Sometimes I don't think that I can take the rampant testosterone flying about our apartment. On most days it seems like if someone isn't screaming, yelling, growling, or roaring, then something is being broken or hurled through the air.
Rather than being the serene and gentle mother I would like to be, I just feel vexed and grouchy as I scurry from one disaster-waiting-to-happen to the next, all while trying to cook meals, keep house, and manage to maintain a semblance of personal hygiene. I find a bit of consolation in the fact that none of our boys has figured out how to throw things out the window . . . yet. That's a good thing, because much of the time, my patience is about ready to exit by that route. I always considered myself a patient person―until I had kids. It's humbling, which is probably good for me, and it's forcing me to rely moment by moment on Jesus, and as far as I'm concerned, nothing could be better than that.

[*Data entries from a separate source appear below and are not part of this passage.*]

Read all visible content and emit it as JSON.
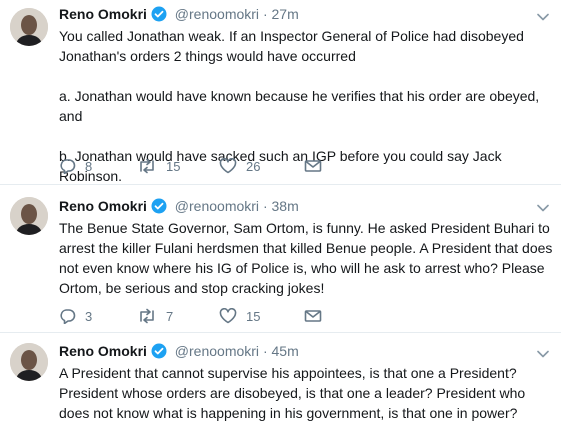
{
  "tweets": [
    {
      "name": "Reno Omokri",
      "handle": "@renoomokri",
      "time": "27m",
      "text": "You called Jonathan weak. If an Inspector General of Police had disobeyed Jonathan's orders 2 things would have occurred\n\na. Jonathan would have known because he verifies that his order are obeyed, and\n\nb. Jonathan would have sacked such an IGP before you could say Jack Robinson.",
      "replies": "8",
      "retweets": "15",
      "likes": "26"
    },
    {
      "name": "Reno Omokri",
      "handle": "@renoomokri",
      "time": "38m",
      "text": "The Benue State Governor, Sam Ortom, is funny. He asked President Buhari to arrest the killer Fulani herdsmen that killed Benue people. A President that does not even know where his IG of Police is, who will he ask to arrest who? Please Ortom, be serious and stop cracking jokes!",
      "replies": "3",
      "retweets": "7",
      "likes": "15"
    },
    {
      "name": "Reno Omokri",
      "handle": "@renoomokri",
      "time": "45m",
      "text": "A President that cannot supervise his appointees, is that one a President? President whose orders are disobeyed, is that one a leader? President who does not know what is happening in his government, is that one in power?"
    }
  ],
  "separator": "·",
  "colors": {
    "verified": "#1da1f2",
    "meta": "#657786",
    "text": "#14171a"
  }
}
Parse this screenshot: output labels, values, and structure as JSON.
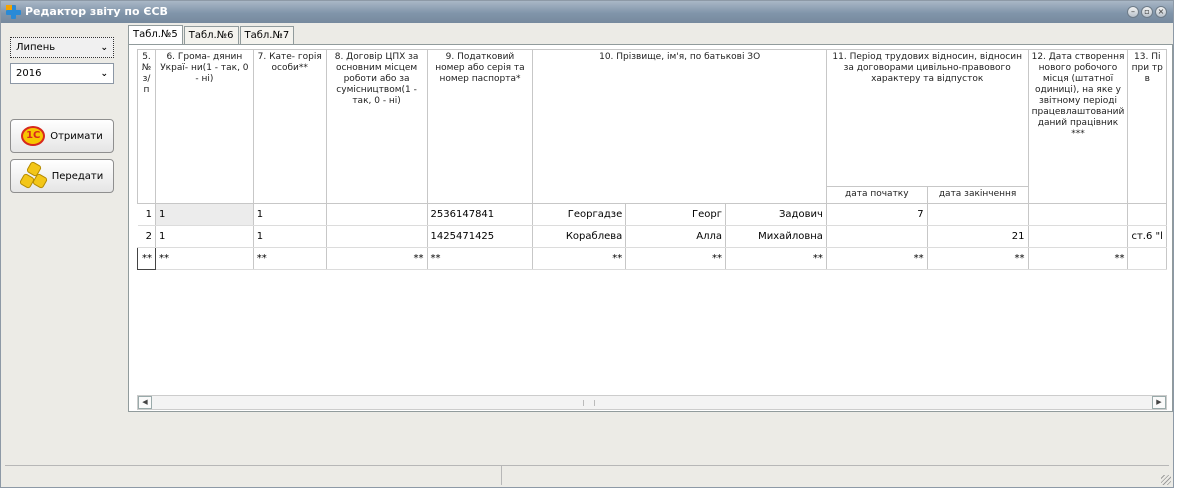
{
  "window": {
    "title": "Редактор звіту по ЄСВ",
    "accent": "#7f93a8"
  },
  "sidebar": {
    "month_select": {
      "value": "Липень"
    },
    "year_select": {
      "value": "2016"
    },
    "get_button": {
      "label": "Отримати",
      "icon": "1c-logo-icon",
      "icon_text": "1С"
    },
    "send_button": {
      "label": "Передати",
      "icon": "honeycomb-icon"
    }
  },
  "tabs": [
    {
      "label": "Табл.№5",
      "active": true
    },
    {
      "label": "Табл.№6",
      "active": false
    },
    {
      "label": "Табл.№7",
      "active": false
    }
  ],
  "table": {
    "headers": {
      "c5": "5. № з/п",
      "c6": "6. Грома- дянин Украї- ни(1 - так, 0 - ні)",
      "c7": "7. Кате- горія особи**",
      "c8": "8. Договір ЦПХ за основним місцем роботи або за сумісництвом(1 - так, 0 - ні)",
      "c9": "9. Податковий номер або серія та номер паспорта*",
      "c10": "10. Прізвище, ім'я, по батькові ЗО",
      "c11": "11. Період трудових відносин, відносин за договорами цивільно-правового характеру та відпусток",
      "c11a": "дата початку",
      "c11b": "дата закінчення",
      "c12": "12. Дата створення нового робочого місця (штатної одиниці), на яке у звітному періоді працевлаштований даний працівник ***",
      "c13": "13. Пі при тр в"
    },
    "rows": [
      {
        "n": "1",
        "citizen": "1",
        "category": "1",
        "gph": "",
        "tax": "2536147841",
        "surname": "Георгадзе",
        "name": "Георг",
        "patronymic": "Задович",
        "start": "7",
        "end": "",
        "newplace": "",
        "c13": ""
      },
      {
        "n": "2",
        "citizen": "1",
        "category": "1",
        "gph": "",
        "tax": "1425471425",
        "surname": "Кораблева",
        "name": "Алла",
        "patronymic": "Михайловна",
        "start": "",
        "end": "21",
        "newplace": "",
        "c13": "ст.6 \"l"
      },
      {
        "n": "**",
        "citizen": "**",
        "category": "**",
        "gph": "**",
        "tax": "**",
        "surname": "**",
        "name": "**",
        "patronymic": "**",
        "start": "**",
        "end": "**",
        "newplace": "**",
        "c13": ""
      }
    ]
  },
  "statusbar": {
    "left": "",
    "right": ""
  }
}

I take care of my children because I'm their mother. I want the best for them. When the baby is hungry, I nurse him or give him some age-appropriate food. When his diaper is dirty, I change it. When my 2-year-old is done with his business on the toilet, I wipe him. When his older brother picks on him, I intervene. When my 4-year-old finishes brushing his teeth in 5.6 seconds flat and rinses out his toothbrush, even though I have told him repeatedly not to do this, I put more toothpaste on it and painstakingly coach him (for the 82nd time) on how to brush all the surfaces of his teeth. (Sometimes I do this patiently . . . and sometimes not.) When the same 4-year-old asks me a question, and then another, and then another, and then another . . . I answer each and every one of them as thoughtfully as I can. I am Mommy. This is my job. I do it out of love for my children, not for reward or recognition. (And it's a good thing too, because some days there doesn't seem to be much of either!)